WHAT YOU SHOULD DO
Report every line in the records below that holds the word "wasm".

##########

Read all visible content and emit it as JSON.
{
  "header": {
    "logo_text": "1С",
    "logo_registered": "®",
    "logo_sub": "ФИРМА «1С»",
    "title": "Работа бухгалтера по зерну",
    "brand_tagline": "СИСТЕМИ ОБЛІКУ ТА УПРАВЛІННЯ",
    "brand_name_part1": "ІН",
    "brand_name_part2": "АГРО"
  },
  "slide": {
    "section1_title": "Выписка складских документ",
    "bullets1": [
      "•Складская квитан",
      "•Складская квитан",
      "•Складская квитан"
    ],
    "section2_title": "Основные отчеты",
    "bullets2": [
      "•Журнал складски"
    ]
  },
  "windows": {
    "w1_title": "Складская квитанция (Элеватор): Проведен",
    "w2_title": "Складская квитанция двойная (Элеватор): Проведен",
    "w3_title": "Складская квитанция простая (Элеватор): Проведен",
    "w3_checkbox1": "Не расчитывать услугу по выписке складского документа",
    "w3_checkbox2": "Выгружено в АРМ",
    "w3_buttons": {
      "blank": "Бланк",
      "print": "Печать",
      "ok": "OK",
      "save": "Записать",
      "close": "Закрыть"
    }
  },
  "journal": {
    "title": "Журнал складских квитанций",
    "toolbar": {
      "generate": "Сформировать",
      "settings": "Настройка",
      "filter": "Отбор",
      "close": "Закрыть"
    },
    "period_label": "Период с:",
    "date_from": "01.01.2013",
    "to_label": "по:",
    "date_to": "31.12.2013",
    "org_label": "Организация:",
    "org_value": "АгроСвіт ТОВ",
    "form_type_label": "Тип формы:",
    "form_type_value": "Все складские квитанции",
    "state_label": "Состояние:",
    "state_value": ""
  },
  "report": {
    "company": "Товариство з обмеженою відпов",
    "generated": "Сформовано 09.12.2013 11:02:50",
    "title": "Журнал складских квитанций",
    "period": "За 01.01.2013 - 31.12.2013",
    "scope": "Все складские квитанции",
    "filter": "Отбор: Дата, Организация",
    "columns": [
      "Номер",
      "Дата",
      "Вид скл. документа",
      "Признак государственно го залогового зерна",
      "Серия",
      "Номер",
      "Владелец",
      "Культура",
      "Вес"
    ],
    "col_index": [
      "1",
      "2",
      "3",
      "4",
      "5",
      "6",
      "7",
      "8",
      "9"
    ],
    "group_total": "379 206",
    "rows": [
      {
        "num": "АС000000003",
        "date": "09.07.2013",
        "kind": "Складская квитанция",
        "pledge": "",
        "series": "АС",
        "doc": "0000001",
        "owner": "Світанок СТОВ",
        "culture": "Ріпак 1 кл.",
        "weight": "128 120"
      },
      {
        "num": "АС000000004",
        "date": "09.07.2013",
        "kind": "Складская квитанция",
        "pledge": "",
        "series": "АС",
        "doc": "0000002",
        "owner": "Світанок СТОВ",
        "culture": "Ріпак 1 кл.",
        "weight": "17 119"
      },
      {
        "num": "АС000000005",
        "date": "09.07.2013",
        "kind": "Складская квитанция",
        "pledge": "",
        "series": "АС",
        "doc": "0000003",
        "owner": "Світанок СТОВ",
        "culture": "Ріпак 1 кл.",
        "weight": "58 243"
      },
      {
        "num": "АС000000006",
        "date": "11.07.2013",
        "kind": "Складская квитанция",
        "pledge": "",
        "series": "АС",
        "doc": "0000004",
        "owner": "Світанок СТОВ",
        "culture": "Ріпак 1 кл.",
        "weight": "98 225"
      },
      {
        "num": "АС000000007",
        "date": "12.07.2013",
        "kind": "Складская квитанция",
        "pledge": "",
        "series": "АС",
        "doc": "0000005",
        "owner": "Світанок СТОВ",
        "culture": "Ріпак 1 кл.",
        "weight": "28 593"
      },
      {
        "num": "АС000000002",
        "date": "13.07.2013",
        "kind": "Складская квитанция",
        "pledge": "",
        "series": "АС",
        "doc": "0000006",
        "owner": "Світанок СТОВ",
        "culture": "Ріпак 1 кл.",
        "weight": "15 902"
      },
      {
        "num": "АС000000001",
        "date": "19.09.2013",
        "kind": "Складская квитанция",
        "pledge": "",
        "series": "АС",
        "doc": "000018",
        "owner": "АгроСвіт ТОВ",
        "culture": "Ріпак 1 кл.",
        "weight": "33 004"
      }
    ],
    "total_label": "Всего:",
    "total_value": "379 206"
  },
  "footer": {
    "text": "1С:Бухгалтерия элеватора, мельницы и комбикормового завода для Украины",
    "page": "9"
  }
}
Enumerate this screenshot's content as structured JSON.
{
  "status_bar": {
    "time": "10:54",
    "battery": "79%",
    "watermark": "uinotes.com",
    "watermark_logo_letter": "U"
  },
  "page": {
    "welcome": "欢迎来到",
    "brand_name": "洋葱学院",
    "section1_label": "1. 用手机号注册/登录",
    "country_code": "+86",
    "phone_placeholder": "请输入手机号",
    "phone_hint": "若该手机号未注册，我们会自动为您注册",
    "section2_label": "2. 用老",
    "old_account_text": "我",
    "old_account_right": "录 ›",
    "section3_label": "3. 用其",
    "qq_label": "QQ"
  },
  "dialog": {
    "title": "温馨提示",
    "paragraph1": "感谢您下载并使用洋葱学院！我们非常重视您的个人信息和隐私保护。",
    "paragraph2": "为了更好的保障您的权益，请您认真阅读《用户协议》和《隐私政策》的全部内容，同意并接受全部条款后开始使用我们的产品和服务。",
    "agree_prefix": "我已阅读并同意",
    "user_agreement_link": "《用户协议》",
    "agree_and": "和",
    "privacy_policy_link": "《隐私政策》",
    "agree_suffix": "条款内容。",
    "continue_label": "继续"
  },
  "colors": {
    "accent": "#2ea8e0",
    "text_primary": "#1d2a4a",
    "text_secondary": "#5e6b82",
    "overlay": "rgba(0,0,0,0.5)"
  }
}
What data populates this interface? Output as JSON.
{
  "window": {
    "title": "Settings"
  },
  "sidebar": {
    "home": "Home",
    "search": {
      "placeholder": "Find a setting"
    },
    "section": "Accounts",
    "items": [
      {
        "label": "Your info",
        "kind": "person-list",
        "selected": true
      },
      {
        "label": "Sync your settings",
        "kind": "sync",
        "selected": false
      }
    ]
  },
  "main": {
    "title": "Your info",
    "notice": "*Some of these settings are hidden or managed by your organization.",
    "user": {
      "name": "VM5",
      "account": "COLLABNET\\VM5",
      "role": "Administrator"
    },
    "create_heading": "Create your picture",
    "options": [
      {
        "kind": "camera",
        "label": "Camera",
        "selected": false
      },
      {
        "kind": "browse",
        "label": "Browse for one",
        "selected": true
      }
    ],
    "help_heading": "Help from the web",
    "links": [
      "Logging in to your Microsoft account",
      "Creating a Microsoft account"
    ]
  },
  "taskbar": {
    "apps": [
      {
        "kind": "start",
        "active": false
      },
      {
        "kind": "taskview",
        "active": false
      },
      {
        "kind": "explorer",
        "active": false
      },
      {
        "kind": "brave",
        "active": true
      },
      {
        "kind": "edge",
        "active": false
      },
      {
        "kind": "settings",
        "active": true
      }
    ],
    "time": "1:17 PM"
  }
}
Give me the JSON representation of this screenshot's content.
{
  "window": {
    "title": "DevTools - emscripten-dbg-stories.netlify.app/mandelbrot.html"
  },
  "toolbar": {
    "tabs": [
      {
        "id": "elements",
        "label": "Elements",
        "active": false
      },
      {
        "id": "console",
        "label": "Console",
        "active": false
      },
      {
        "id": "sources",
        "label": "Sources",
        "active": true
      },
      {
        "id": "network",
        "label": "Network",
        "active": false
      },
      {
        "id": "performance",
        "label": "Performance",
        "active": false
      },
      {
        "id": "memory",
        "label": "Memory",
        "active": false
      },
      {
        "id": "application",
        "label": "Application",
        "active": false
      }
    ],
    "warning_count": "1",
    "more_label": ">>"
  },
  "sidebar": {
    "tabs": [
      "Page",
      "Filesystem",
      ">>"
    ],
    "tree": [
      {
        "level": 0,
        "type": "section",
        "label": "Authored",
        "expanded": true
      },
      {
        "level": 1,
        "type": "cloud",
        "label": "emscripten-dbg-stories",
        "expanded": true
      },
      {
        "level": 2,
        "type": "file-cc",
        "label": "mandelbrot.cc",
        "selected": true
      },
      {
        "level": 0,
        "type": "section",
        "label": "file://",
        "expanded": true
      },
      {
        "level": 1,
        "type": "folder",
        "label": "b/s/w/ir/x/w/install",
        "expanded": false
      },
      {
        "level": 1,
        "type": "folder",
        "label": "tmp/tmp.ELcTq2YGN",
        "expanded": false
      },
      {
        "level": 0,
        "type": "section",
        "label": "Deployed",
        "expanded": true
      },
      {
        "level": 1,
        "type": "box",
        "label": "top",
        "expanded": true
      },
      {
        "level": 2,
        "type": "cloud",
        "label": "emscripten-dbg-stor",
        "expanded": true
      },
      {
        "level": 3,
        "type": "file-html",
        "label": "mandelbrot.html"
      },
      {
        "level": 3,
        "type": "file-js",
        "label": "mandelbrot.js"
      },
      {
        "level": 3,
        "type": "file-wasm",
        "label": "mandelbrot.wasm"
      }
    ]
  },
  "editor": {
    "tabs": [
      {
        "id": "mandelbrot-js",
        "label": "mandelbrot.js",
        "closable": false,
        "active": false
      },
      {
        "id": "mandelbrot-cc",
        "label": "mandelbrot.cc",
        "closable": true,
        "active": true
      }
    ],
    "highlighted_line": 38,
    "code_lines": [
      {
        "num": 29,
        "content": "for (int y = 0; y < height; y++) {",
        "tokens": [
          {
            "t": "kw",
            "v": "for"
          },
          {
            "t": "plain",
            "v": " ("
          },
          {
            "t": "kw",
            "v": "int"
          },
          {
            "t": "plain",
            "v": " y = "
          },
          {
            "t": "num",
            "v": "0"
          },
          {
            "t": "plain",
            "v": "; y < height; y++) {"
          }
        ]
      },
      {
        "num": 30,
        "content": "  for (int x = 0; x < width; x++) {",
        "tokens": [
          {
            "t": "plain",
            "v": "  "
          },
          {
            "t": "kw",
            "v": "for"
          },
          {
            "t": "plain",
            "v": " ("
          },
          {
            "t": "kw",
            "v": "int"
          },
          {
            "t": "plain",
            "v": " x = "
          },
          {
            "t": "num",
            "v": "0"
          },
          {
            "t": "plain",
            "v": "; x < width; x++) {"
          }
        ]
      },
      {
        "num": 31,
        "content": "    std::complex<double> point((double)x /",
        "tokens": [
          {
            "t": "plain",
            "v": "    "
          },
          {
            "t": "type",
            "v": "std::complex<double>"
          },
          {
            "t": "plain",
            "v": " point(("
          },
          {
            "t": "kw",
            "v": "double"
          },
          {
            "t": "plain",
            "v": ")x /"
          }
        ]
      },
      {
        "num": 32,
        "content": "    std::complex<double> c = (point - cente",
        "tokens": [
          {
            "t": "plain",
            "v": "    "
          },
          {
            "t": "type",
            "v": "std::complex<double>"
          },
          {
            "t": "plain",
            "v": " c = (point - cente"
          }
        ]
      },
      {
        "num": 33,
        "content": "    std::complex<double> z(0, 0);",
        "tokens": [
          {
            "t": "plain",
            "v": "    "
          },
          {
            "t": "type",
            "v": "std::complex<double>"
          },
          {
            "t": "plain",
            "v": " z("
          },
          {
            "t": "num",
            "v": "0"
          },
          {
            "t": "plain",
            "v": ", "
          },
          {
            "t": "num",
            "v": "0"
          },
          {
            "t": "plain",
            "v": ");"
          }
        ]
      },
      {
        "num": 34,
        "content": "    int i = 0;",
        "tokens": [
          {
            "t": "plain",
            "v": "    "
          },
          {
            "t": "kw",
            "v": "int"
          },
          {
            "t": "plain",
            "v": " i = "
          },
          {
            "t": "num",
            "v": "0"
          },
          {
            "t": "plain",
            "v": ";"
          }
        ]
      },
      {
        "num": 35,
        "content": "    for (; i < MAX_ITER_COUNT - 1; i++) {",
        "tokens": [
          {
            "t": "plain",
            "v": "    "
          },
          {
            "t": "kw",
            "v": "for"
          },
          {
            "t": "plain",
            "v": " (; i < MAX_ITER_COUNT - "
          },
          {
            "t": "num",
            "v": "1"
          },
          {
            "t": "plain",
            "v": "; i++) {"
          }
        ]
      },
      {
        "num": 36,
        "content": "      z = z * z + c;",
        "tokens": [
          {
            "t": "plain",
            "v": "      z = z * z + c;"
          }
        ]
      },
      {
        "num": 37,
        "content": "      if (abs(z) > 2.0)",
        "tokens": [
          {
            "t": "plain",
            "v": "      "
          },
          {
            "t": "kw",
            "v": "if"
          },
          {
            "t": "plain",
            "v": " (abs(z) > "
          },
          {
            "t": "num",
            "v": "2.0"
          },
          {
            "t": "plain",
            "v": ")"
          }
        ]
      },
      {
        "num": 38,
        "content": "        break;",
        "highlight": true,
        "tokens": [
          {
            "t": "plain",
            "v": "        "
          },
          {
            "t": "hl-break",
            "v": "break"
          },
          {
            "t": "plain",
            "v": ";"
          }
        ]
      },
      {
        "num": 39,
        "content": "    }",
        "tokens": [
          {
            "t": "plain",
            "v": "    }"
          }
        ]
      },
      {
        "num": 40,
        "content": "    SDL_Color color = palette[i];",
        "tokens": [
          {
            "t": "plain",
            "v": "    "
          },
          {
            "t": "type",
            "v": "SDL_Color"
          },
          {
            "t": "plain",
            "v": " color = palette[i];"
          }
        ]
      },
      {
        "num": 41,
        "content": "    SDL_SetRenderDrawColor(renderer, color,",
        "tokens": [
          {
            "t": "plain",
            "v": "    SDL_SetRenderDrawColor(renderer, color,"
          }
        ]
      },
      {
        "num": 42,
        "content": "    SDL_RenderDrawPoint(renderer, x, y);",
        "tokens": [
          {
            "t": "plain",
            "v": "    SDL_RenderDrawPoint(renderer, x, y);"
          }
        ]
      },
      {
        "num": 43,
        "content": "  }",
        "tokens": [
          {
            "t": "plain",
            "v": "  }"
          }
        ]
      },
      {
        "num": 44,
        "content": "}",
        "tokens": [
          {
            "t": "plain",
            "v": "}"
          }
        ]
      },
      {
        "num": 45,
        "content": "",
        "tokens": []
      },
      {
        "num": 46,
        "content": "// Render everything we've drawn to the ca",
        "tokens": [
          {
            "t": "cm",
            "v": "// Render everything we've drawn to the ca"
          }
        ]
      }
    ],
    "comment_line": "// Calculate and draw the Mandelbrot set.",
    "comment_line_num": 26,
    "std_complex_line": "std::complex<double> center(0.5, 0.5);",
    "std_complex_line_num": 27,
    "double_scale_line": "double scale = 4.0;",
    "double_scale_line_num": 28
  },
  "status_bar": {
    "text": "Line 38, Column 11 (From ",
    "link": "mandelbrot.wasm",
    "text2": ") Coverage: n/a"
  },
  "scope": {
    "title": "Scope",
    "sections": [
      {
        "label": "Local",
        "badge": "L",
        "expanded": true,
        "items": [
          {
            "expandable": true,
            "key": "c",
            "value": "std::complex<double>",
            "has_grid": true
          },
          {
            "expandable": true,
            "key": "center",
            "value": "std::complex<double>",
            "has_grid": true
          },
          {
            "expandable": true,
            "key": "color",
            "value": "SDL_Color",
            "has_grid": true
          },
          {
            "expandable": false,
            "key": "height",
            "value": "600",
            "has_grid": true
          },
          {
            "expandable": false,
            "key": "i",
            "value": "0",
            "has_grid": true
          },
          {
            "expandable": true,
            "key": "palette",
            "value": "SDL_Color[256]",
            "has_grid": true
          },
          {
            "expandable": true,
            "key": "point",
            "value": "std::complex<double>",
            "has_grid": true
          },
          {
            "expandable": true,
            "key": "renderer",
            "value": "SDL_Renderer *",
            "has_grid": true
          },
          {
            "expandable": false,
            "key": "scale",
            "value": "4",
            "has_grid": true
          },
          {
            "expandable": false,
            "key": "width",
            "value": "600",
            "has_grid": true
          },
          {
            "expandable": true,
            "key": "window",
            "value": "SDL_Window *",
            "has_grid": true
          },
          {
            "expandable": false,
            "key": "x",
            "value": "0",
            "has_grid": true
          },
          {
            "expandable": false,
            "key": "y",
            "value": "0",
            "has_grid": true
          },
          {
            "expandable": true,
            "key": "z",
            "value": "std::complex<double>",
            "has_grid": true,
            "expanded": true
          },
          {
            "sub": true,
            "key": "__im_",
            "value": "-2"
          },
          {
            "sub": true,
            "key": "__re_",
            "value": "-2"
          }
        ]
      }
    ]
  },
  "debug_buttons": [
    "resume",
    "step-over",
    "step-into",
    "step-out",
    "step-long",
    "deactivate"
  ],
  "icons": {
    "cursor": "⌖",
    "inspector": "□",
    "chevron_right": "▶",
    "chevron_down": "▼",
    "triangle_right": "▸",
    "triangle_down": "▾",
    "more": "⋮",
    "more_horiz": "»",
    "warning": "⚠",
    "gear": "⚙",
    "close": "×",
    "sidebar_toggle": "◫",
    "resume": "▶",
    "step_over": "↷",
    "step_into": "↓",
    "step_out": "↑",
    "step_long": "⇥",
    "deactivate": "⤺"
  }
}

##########

EXERCISE SOLUTION
        "type": "file-wasm",
        "label": "mandelbrot.wasm"
    "link": "mandelbrot.wasm",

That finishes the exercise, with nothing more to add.